> **Work instructions**: Only the lines holding "organo" are wanted; find them in the listing and return each one.

> **Data for this task**:
****************************************
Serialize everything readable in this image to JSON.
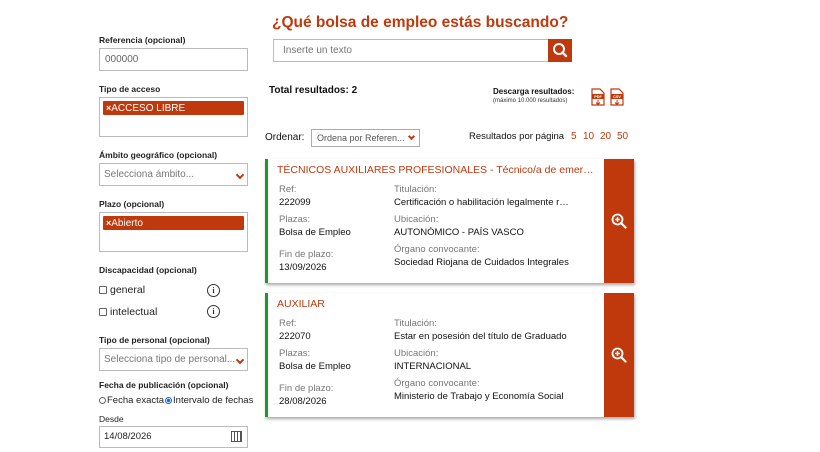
{
  "heading": "¿Qué bolsa de empleo estás buscando?",
  "search": {
    "placeholder": "Inserte un texto"
  },
  "sidebar": {
    "referencia_label": "Referencia (opcional)",
    "referencia_value": "000000",
    "tipo_acceso_label": "Tipo de acceso",
    "tipo_acceso_tags": [
      "ACCESO LIBRE"
    ],
    "ambito_label": "Ámbito geográfico (opcional)",
    "ambito_placeholder": "Selecciona ámbito...",
    "plazo_label": "Plazo (opcional)",
    "plazo_tags": [
      "Abierto"
    ],
    "discapacidad_label": "Discapacidad (opcional)",
    "discapacidad_options": [
      "general",
      "intelectual"
    ],
    "info_glyph": "i",
    "tipo_personal_label": "Tipo de personal (opcional)",
    "tipo_personal_placeholder": "Selecciona tipo de personal...",
    "fecha_label": "Fecha de publicación (opcional)",
    "fecha_options": [
      "Fecha exacta",
      "Intervalo de fechas"
    ],
    "fecha_selected": "Intervalo de fechas",
    "desde_label": "Desde",
    "desde_value": "14/08/2026"
  },
  "results": {
    "total": "Total resultados: 2",
    "download_label": "Descarga resultados:",
    "download_sub": "(máximo 10.000 resultados)",
    "download_formats": [
      "PDF",
      "CSV"
    ],
    "ordenar_label": "Ordenar:",
    "ordenar_value": "Ordena por Referen...",
    "per_page_label": "Resultados por página",
    "per_page_options": [
      "5",
      "10",
      "20",
      "50"
    ]
  },
  "labels": {
    "ref": "Ref:",
    "plazas": "Plazas:",
    "fin": "Fin de plazo:",
    "titulacion": "Titulación:",
    "ubicacion": "Ubicación:",
    "organo": "Órgano convocante:"
  },
  "cards": [
    {
      "title": "TÉCNICOS AUXILIARES PROFESIONALES - Técnico/a de emergencias",
      "ref": "222099",
      "plazas": "Bolsa de Empleo",
      "fin": "13/09/2026",
      "titulacion": "Certificación o habilitación legalmente requerida",
      "ubicacion": "AUTONÓMICO - PAÍS VASCO",
      "organo": "Sociedad Riojana de Cuidados Integrales"
    },
    {
      "title": "AUXILIAR",
      "ref": "222070",
      "plazas": "Bolsa de Empleo",
      "fin": "28/08/2026",
      "titulacion": "Estar en posesión del título de Graduado",
      "ubicacion": "INTERNACIONAL",
      "organo": "Ministerio de Trabajo y Economía Social"
    }
  ],
  "colors": {
    "accent": "#c0390d",
    "card_border": "#1a9a2a",
    "radio_selected": "#1a6ad0"
  }
}
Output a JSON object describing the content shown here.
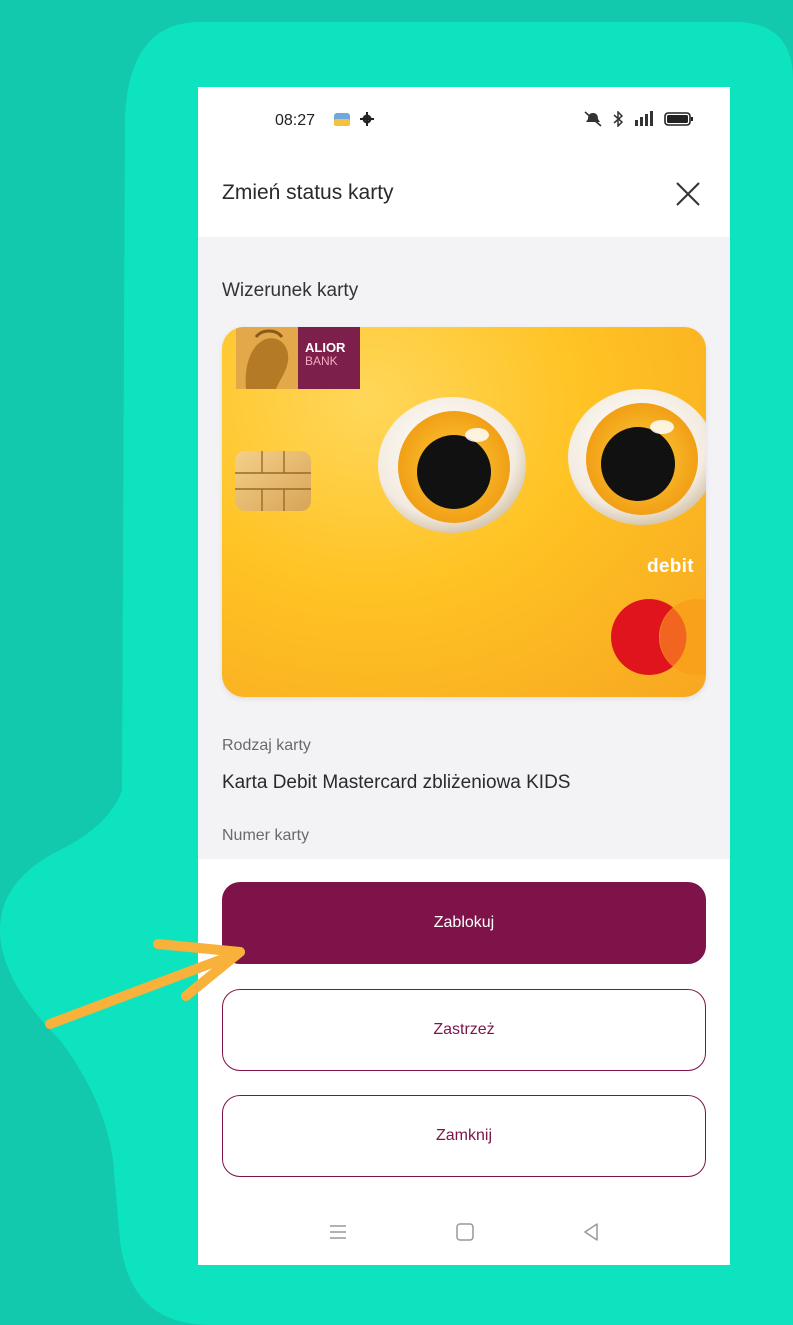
{
  "colors": {
    "background": "#12c9ae",
    "panel": "#0ee3c0",
    "brand": "#7d1349",
    "arrow": "#f8b13a"
  },
  "status_bar": {
    "time": "08:27",
    "icons": [
      "app-notification-icon",
      "gear-icon",
      "mute-icon",
      "bluetooth-icon",
      "signal-icon",
      "battery-icon"
    ]
  },
  "header": {
    "title": "Zmień status karty",
    "close_icon": "close-icon"
  },
  "card_image": {
    "section_label": "Wizerunek karty",
    "bank_name_line1": "ALIOR",
    "bank_name_line2": "BANK",
    "card_label": "debit",
    "network": "Mastercard"
  },
  "card_details": {
    "type_label": "Rodzaj karty",
    "type_value": "Karta Debit Mastercard zbliżeniowa KIDS",
    "number_label": "Numer karty"
  },
  "actions": {
    "block_label": "Zablokuj",
    "restrict_label": "Zastrzeż",
    "close_label": "Zamknij"
  },
  "nav_bar": {
    "icons": [
      "menu-icon",
      "home-icon",
      "back-icon"
    ]
  }
}
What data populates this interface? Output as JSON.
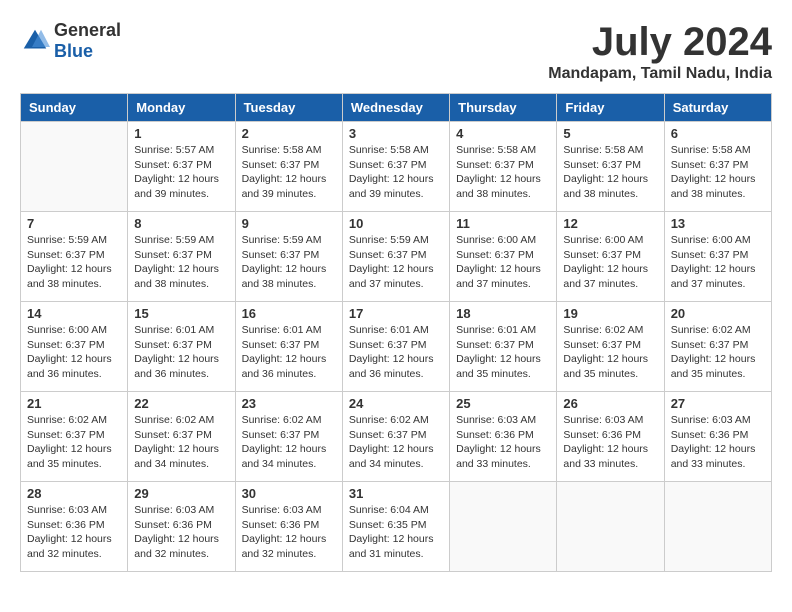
{
  "header": {
    "logo_general": "General",
    "logo_blue": "Blue",
    "month_title": "July 2024",
    "location": "Mandapam, Tamil Nadu, India"
  },
  "weekdays": [
    "Sunday",
    "Monday",
    "Tuesday",
    "Wednesday",
    "Thursday",
    "Friday",
    "Saturday"
  ],
  "weeks": [
    [
      {
        "day": "",
        "content": ""
      },
      {
        "day": "1",
        "content": "Sunrise: 5:57 AM\nSunset: 6:37 PM\nDaylight: 12 hours\nand 39 minutes."
      },
      {
        "day": "2",
        "content": "Sunrise: 5:58 AM\nSunset: 6:37 PM\nDaylight: 12 hours\nand 39 minutes."
      },
      {
        "day": "3",
        "content": "Sunrise: 5:58 AM\nSunset: 6:37 PM\nDaylight: 12 hours\nand 39 minutes."
      },
      {
        "day": "4",
        "content": "Sunrise: 5:58 AM\nSunset: 6:37 PM\nDaylight: 12 hours\nand 38 minutes."
      },
      {
        "day": "5",
        "content": "Sunrise: 5:58 AM\nSunset: 6:37 PM\nDaylight: 12 hours\nand 38 minutes."
      },
      {
        "day": "6",
        "content": "Sunrise: 5:58 AM\nSunset: 6:37 PM\nDaylight: 12 hours\nand 38 minutes."
      }
    ],
    [
      {
        "day": "7",
        "content": "Sunrise: 5:59 AM\nSunset: 6:37 PM\nDaylight: 12 hours\nand 38 minutes."
      },
      {
        "day": "8",
        "content": "Sunrise: 5:59 AM\nSunset: 6:37 PM\nDaylight: 12 hours\nand 38 minutes."
      },
      {
        "day": "9",
        "content": "Sunrise: 5:59 AM\nSunset: 6:37 PM\nDaylight: 12 hours\nand 38 minutes."
      },
      {
        "day": "10",
        "content": "Sunrise: 5:59 AM\nSunset: 6:37 PM\nDaylight: 12 hours\nand 37 minutes."
      },
      {
        "day": "11",
        "content": "Sunrise: 6:00 AM\nSunset: 6:37 PM\nDaylight: 12 hours\nand 37 minutes."
      },
      {
        "day": "12",
        "content": "Sunrise: 6:00 AM\nSunset: 6:37 PM\nDaylight: 12 hours\nand 37 minutes."
      },
      {
        "day": "13",
        "content": "Sunrise: 6:00 AM\nSunset: 6:37 PM\nDaylight: 12 hours\nand 37 minutes."
      }
    ],
    [
      {
        "day": "14",
        "content": "Sunrise: 6:00 AM\nSunset: 6:37 PM\nDaylight: 12 hours\nand 36 minutes."
      },
      {
        "day": "15",
        "content": "Sunrise: 6:01 AM\nSunset: 6:37 PM\nDaylight: 12 hours\nand 36 minutes."
      },
      {
        "day": "16",
        "content": "Sunrise: 6:01 AM\nSunset: 6:37 PM\nDaylight: 12 hours\nand 36 minutes."
      },
      {
        "day": "17",
        "content": "Sunrise: 6:01 AM\nSunset: 6:37 PM\nDaylight: 12 hours\nand 36 minutes."
      },
      {
        "day": "18",
        "content": "Sunrise: 6:01 AM\nSunset: 6:37 PM\nDaylight: 12 hours\nand 35 minutes."
      },
      {
        "day": "19",
        "content": "Sunrise: 6:02 AM\nSunset: 6:37 PM\nDaylight: 12 hours\nand 35 minutes."
      },
      {
        "day": "20",
        "content": "Sunrise: 6:02 AM\nSunset: 6:37 PM\nDaylight: 12 hours\nand 35 minutes."
      }
    ],
    [
      {
        "day": "21",
        "content": "Sunrise: 6:02 AM\nSunset: 6:37 PM\nDaylight: 12 hours\nand 35 minutes."
      },
      {
        "day": "22",
        "content": "Sunrise: 6:02 AM\nSunset: 6:37 PM\nDaylight: 12 hours\nand 34 minutes."
      },
      {
        "day": "23",
        "content": "Sunrise: 6:02 AM\nSunset: 6:37 PM\nDaylight: 12 hours\nand 34 minutes."
      },
      {
        "day": "24",
        "content": "Sunrise: 6:02 AM\nSunset: 6:37 PM\nDaylight: 12 hours\nand 34 minutes."
      },
      {
        "day": "25",
        "content": "Sunrise: 6:03 AM\nSunset: 6:36 PM\nDaylight: 12 hours\nand 33 minutes."
      },
      {
        "day": "26",
        "content": "Sunrise: 6:03 AM\nSunset: 6:36 PM\nDaylight: 12 hours\nand 33 minutes."
      },
      {
        "day": "27",
        "content": "Sunrise: 6:03 AM\nSunset: 6:36 PM\nDaylight: 12 hours\nand 33 minutes."
      }
    ],
    [
      {
        "day": "28",
        "content": "Sunrise: 6:03 AM\nSunset: 6:36 PM\nDaylight: 12 hours\nand 32 minutes."
      },
      {
        "day": "29",
        "content": "Sunrise: 6:03 AM\nSunset: 6:36 PM\nDaylight: 12 hours\nand 32 minutes."
      },
      {
        "day": "30",
        "content": "Sunrise: 6:03 AM\nSunset: 6:36 PM\nDaylight: 12 hours\nand 32 minutes."
      },
      {
        "day": "31",
        "content": "Sunrise: 6:04 AM\nSunset: 6:35 PM\nDaylight: 12 hours\nand 31 minutes."
      },
      {
        "day": "",
        "content": ""
      },
      {
        "day": "",
        "content": ""
      },
      {
        "day": "",
        "content": ""
      }
    ]
  ]
}
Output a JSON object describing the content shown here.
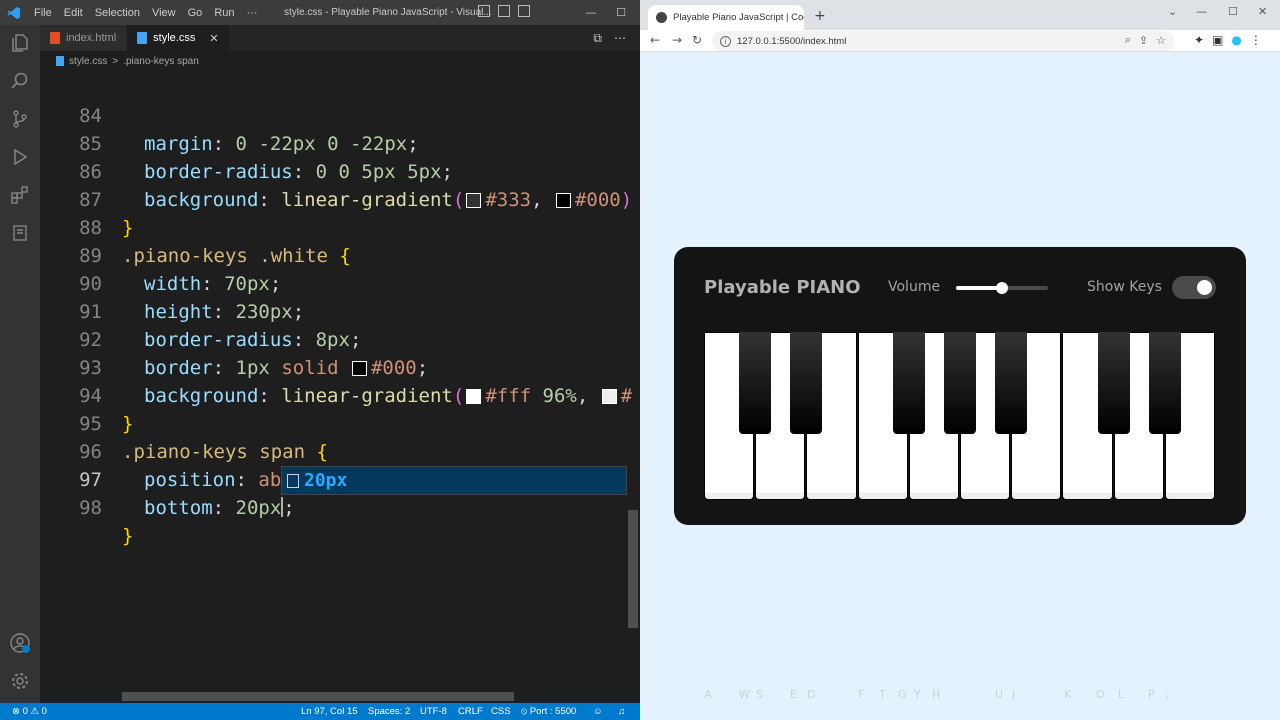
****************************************
> **Result for this exercise**:
    "organo": "Órgano convocante:"
      "organo": "Sociedad Riojana de Cuidados Integrales"
      "organo": "Ministerio de Trabajo y Economía Social"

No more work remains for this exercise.